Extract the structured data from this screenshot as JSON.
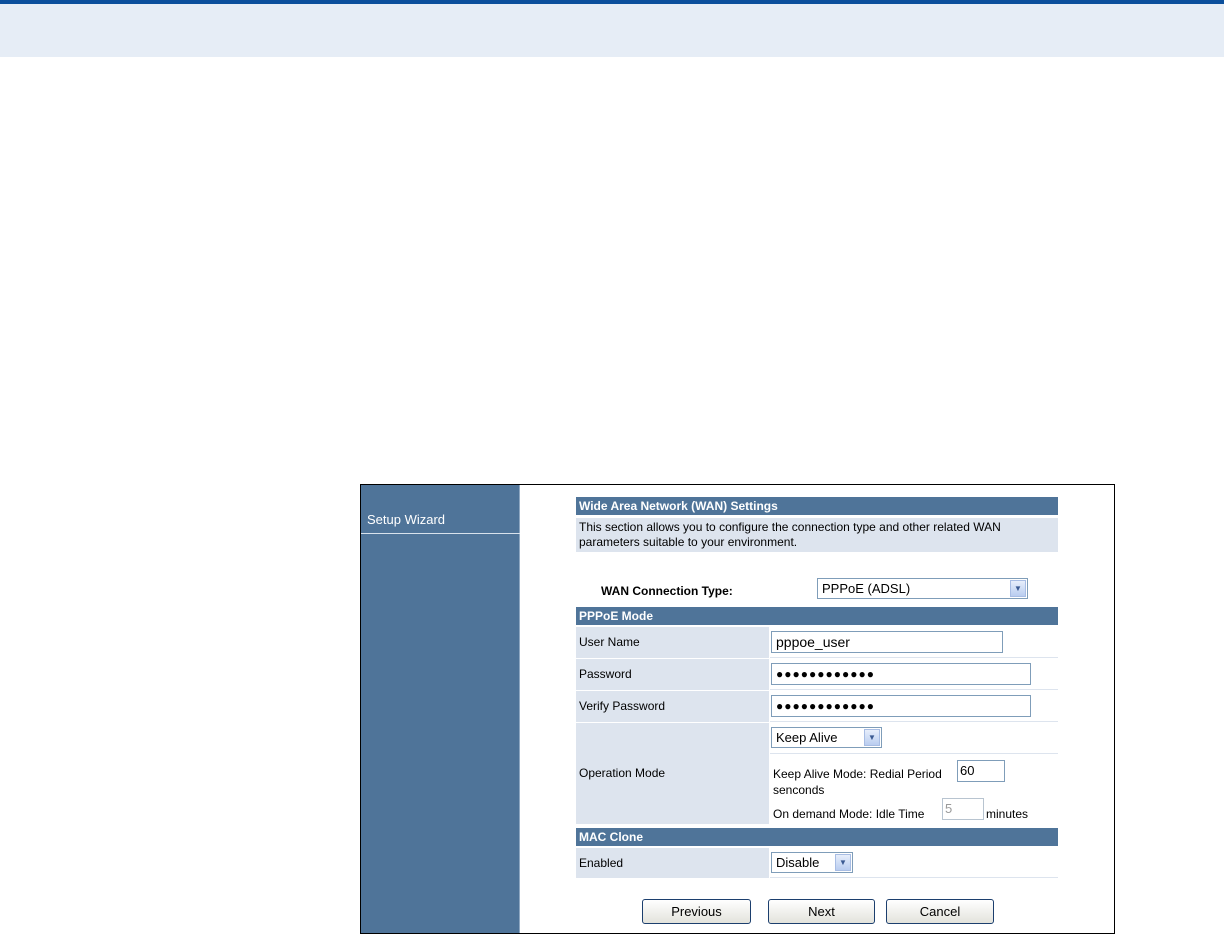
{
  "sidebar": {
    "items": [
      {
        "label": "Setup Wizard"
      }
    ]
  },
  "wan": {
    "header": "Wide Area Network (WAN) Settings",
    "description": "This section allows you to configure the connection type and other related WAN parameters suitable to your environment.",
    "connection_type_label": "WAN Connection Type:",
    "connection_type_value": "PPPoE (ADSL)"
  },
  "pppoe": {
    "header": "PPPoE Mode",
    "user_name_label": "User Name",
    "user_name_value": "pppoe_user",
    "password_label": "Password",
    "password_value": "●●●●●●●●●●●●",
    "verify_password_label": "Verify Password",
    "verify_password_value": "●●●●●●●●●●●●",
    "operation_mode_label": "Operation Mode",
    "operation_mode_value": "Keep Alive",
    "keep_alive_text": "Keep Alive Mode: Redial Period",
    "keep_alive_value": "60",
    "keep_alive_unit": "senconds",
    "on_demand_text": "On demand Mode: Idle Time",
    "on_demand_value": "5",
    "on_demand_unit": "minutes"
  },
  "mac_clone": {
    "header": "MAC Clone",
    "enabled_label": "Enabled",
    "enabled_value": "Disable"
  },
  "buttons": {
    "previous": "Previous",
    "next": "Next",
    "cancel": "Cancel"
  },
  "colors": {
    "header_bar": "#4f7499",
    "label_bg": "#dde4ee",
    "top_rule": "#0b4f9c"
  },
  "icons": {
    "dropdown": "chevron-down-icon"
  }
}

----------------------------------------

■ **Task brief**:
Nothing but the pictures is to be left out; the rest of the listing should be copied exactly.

■ **Solution to this exercise**:
Extract the structured data from this screenshot as JSON.
{
  "sidebar": {
    "items": [
      {
        "label": "Setup Wizard"
      }
    ]
  },
  "wan": {
    "header": "Wide Area Network (WAN) Settings",
    "description": "This section allows you to configure the connection type and other related WAN parameters suitable to your environment.",
    "connection_type_label": "WAN Connection Type:",
    "connection_type_value": "PPPoE (ADSL)"
  },
  "pppoe": {
    "header": "PPPoE Mode",
    "user_name_label": "User Name",
    "user_name_value": "pppoe_user",
    "password_label": "Password",
    "password_value": "●●●●●●●●●●●●",
    "verify_password_label": "Verify Password",
    "verify_password_value": "●●●●●●●●●●●●",
    "operation_mode_label": "Operation Mode",
    "operation_mode_value": "Keep Alive",
    "keep_alive_text": "Keep Alive Mode: Redial Period",
    "keep_alive_value": "60",
    "keep_alive_unit": "senconds",
    "on_demand_text": "On demand Mode: Idle Time",
    "on_demand_value": "5",
    "on_demand_unit": "minutes"
  },
  "mac_clone": {
    "header": "MAC Clone",
    "enabled_label": "Enabled",
    "enabled_value": "Disable"
  },
  "buttons": {
    "previous": "Previous",
    "next": "Next",
    "cancel": "Cancel"
  },
  "colors": {
    "header_bar": "#4f7499",
    "label_bg": "#dde4ee",
    "top_rule": "#0b4f9c"
  },
  "icons": {
    "dropdown": "chevron-down-icon"
  }
}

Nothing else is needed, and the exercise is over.